A Guilty Pleasure.
Many gamers earnestly remember the early '90s as the dawn of fighting games, beginning with the breakthrough hit of Street Fighter 2. A new genre was born from a dragon punch. Since then, some of us have stayed true to these roots, conquering and mastering the intricacies and subtleties of each new 2D fighter.
Most, though, have grown weary. I mean there are only so many Super Hyper Mega Alpha Eternal subtitles that one can stand. Right, Brian?
But no matter which school you hail from, the world of 2D fighting is long overdue for some shaking up, and the one to deliver the thunder kick to the groin of the genre is Guilty Gear X2. This new one from Sammy Studios has an SNK fighter feel, from the violent Samurai Showdown style weapons and blood loss to the creative character designs and principal four button attacks (plus a new fifth button for sweep attacks).
Nobody can accuse these characters of being boring. From the demon rock musician, I-no, to the back broken zombie, Zappa, there is something unmistakably Japanese in the extreme garishness of it all. The full list of 20 even includes one girl that is actually a guy. So think twice before you stare.
A small qualm about the character select is that when you select your character, you have no idea what color scheme you've chosen until you've actually entered the fight. This ain't a Barbie Dream House.
My favorite character, the doctor Faust, really personifies the quirkiness of Guilty Gear X2. Not only is he as tall as the full height of the screen, but Faust wears a paper bag over his head, because he might be bald, much to the chagrin of May, the pirate girl who vehemently hates baldies. Strange doesn't begin to describe this guy. Faust can disappear in a flash, then from out of nowhere, slam open a door right into his opponent's face. And after he's mopped up everything, he flies off on an umbrella, Mary Poppins style. Let's give it up for the coolest victory animation ever.
Thankfully, there's solid substance to back up the weird style. The strategy behind the fighting feels concrete and sound, with a good variety of specials and the proper system of checks and balances between the different blocks and attacks. If you spend too much time blocking, your defense steadily become less effective, as denoted by the 'guard level' gauge. There's even a scoring penalty for spending too much time cowering in the corner.
One notable detail is that some fighters can shoot out a temporary projectile that uses a two-part attack, a clever play on the stale fireball. For example, Bridget can shoot out a black ball, and then call it back as an explosive, virulent Teddy Bear.

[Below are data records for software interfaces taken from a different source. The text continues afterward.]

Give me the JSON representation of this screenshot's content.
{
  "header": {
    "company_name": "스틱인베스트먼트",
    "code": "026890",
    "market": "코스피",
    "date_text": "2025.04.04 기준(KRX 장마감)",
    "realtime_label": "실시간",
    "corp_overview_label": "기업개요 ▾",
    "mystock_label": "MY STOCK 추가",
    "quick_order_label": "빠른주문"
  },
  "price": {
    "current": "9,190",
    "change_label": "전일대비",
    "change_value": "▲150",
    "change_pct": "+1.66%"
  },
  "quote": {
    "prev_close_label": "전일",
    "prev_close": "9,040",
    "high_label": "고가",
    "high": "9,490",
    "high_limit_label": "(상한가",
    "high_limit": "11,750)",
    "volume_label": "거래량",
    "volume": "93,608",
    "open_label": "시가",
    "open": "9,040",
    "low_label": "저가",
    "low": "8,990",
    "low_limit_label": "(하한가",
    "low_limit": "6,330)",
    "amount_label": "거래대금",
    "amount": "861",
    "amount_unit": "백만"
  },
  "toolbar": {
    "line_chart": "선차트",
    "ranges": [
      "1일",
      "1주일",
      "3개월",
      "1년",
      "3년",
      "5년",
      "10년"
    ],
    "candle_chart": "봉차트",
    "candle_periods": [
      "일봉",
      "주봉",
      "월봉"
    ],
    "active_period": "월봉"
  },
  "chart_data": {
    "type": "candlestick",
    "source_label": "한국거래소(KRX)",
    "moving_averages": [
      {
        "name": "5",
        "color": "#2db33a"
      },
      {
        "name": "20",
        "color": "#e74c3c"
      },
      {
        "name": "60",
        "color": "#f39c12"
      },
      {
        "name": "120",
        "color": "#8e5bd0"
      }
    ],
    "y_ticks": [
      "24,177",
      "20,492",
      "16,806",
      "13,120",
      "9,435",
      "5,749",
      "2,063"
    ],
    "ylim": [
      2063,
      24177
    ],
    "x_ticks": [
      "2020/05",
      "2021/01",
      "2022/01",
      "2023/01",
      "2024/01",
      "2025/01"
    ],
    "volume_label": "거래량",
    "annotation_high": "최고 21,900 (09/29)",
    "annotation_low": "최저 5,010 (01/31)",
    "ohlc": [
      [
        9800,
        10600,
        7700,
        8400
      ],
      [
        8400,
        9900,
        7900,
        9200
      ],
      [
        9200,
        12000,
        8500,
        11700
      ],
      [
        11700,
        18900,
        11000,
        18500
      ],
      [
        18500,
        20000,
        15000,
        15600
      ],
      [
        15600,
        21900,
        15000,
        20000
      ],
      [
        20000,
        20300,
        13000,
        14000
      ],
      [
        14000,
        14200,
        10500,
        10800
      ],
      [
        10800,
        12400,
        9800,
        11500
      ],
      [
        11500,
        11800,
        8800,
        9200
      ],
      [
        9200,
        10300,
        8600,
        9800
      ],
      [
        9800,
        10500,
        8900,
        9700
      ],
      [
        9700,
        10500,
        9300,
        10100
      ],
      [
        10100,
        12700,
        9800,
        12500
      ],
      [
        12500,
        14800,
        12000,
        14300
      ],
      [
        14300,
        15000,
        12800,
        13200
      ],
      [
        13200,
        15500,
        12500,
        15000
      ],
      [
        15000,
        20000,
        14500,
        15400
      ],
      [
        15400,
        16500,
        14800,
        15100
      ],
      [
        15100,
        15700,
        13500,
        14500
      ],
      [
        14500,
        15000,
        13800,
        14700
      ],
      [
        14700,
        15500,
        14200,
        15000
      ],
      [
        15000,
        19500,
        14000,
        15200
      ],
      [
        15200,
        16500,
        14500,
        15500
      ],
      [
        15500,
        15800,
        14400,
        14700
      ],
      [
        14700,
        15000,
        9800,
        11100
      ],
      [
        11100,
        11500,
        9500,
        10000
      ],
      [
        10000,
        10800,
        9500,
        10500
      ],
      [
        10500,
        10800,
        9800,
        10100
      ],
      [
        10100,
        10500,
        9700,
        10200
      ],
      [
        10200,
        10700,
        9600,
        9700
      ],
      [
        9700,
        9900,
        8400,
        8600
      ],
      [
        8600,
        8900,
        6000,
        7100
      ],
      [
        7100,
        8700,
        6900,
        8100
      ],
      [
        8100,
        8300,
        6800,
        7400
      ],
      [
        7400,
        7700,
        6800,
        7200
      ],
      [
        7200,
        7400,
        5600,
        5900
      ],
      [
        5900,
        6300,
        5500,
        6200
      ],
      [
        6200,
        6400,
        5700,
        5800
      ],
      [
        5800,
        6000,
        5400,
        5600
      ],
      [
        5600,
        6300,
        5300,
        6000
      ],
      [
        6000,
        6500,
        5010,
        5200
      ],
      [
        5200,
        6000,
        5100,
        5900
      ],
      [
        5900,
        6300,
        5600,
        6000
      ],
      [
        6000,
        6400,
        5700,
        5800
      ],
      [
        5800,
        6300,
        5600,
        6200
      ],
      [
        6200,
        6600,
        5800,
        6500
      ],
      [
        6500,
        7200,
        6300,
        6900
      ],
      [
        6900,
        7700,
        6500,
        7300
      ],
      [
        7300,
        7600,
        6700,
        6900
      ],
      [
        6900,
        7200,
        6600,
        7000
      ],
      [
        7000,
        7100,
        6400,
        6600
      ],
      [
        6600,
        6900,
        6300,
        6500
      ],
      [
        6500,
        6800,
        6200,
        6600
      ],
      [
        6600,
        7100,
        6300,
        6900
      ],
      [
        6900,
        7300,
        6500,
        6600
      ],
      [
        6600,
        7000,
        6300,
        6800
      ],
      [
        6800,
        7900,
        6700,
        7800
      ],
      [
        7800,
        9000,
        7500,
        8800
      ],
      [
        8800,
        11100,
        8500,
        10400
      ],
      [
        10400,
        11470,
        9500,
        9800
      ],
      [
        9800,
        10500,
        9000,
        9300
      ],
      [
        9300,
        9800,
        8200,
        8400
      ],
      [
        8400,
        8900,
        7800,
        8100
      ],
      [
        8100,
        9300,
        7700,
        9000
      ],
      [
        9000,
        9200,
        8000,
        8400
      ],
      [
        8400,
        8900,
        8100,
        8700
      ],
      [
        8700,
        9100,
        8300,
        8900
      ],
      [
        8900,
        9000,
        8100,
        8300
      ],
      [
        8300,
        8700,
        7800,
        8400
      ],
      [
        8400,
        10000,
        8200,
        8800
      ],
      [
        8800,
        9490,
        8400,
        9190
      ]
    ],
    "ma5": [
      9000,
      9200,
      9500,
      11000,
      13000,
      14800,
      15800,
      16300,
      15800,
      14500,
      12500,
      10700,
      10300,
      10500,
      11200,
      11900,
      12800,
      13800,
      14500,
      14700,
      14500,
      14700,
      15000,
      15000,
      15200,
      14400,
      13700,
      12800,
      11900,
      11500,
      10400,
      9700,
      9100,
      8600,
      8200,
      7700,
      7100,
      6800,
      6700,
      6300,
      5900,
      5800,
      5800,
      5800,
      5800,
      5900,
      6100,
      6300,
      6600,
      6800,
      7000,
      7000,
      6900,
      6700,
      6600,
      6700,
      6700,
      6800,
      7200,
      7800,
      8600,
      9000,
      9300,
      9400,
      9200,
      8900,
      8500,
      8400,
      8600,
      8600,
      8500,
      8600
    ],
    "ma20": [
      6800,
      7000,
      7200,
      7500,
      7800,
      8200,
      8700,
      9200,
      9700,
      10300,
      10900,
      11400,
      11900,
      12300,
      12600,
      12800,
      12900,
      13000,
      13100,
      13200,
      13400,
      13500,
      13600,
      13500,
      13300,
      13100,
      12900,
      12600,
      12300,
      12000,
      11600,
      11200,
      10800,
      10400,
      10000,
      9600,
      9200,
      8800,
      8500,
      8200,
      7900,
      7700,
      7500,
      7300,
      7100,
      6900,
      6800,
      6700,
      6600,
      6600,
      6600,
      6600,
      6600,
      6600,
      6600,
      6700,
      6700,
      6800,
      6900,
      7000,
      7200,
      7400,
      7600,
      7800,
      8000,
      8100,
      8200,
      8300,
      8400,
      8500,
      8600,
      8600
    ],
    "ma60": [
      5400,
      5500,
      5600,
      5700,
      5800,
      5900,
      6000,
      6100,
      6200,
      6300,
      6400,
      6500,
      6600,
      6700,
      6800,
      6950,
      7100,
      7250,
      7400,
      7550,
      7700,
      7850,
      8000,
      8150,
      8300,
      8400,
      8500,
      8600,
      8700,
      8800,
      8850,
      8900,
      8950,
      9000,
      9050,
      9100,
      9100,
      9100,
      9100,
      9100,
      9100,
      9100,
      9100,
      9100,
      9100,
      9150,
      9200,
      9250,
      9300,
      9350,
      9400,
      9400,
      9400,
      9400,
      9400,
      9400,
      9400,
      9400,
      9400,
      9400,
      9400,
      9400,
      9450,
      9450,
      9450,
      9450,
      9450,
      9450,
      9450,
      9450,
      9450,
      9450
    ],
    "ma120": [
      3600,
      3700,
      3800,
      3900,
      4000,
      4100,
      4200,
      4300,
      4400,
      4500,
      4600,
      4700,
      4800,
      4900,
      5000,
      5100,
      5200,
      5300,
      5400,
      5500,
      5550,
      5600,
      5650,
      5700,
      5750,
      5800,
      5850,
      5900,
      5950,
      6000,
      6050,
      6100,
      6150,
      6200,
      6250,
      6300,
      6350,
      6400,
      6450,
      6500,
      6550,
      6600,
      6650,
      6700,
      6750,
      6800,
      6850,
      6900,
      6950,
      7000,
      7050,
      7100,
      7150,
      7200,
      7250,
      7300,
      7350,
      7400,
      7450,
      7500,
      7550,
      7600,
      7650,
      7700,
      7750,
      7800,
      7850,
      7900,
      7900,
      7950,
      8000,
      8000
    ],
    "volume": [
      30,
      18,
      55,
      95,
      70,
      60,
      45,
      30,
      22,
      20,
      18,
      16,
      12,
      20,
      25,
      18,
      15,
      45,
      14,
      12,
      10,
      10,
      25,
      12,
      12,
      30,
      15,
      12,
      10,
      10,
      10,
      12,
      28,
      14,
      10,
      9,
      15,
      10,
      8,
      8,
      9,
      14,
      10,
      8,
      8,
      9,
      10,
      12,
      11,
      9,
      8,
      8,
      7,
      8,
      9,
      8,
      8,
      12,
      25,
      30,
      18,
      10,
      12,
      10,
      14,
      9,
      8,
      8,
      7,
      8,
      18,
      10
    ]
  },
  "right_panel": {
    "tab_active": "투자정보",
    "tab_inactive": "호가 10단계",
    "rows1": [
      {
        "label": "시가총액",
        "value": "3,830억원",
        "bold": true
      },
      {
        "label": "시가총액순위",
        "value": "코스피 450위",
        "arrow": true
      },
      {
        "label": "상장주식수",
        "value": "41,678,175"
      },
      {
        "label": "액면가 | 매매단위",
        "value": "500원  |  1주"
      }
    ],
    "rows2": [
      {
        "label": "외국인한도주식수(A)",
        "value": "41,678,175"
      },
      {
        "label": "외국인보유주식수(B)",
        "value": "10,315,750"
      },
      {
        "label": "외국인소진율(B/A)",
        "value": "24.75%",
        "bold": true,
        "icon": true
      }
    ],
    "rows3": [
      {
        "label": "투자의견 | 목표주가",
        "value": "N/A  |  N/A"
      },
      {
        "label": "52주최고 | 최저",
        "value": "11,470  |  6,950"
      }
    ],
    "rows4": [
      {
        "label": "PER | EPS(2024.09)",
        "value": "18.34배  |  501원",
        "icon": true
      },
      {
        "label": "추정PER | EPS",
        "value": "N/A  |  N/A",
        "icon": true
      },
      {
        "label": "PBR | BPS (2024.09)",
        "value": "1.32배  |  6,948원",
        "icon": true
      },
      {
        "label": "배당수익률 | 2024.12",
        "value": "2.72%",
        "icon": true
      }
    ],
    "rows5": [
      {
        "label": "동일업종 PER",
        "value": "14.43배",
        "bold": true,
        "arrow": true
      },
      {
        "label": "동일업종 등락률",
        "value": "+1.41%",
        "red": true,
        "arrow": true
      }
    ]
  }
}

There are plenty of gameplay modes here, such as Arcade and single player Story modes, Survival mode and a Mission challenge. There is also a Medal of Millionaires mode, which combines the Survival mode with medals to earn for your skills. And we can't forget the requisite two-player Versus mode.
The stories branch and change depending on fight performance, but most of these stories are all over the place. There's a plot behind it all, but its quickly lost in the quirkiness.
The Training mode is rather bare bones, especially with the way in which you learn moves. Ideally, the most important selection from a Training mode's pause screen is a move list. But in Guilty Gear X2, the move list is all the way at the bottom, so every time you want to learn another move, you must pause, scroll, select the move list, and only then find a move. Every time you go through this process, the list of moves resets back to the beginning. This all adds up to plenty of time wasted scrolling.
From the overblown details of billowing dust clouds, explosive flames and flashy lights to the picturesque watercolor environments, the game is a powerhouse of 2D art. The coloring and animation have the glow of an anime and, if you have a higher end video connection like S-video or Component cables, the crispness of the line work is stunning. The character animations are beautifully drawn and key-framed, but sometimes a few more frames of animation for some of the characters could have made it look even silkier.
The Guilty Gear series revels in its metal influences with goofy, big rock sounds and blaring guitar that actually complement the fights quite well. Most people have different opinions on English versus Japanese vocals, but in this case, the vocals have thankfully been left alone. The zany edge would have been completely butchered in the translation.
Guilty Gear X2 doesn't reinvent 2D fighting, but I haven't had this much fun with a classic fighter in a long time. Most hardcore fight aficionados will likely already know where they stand with the series, but for everyone else, Guilty Gear X2 has a good balance of sharp visuals, strategy and quirkiness that will bring you back to the warm heart of 2D fighting.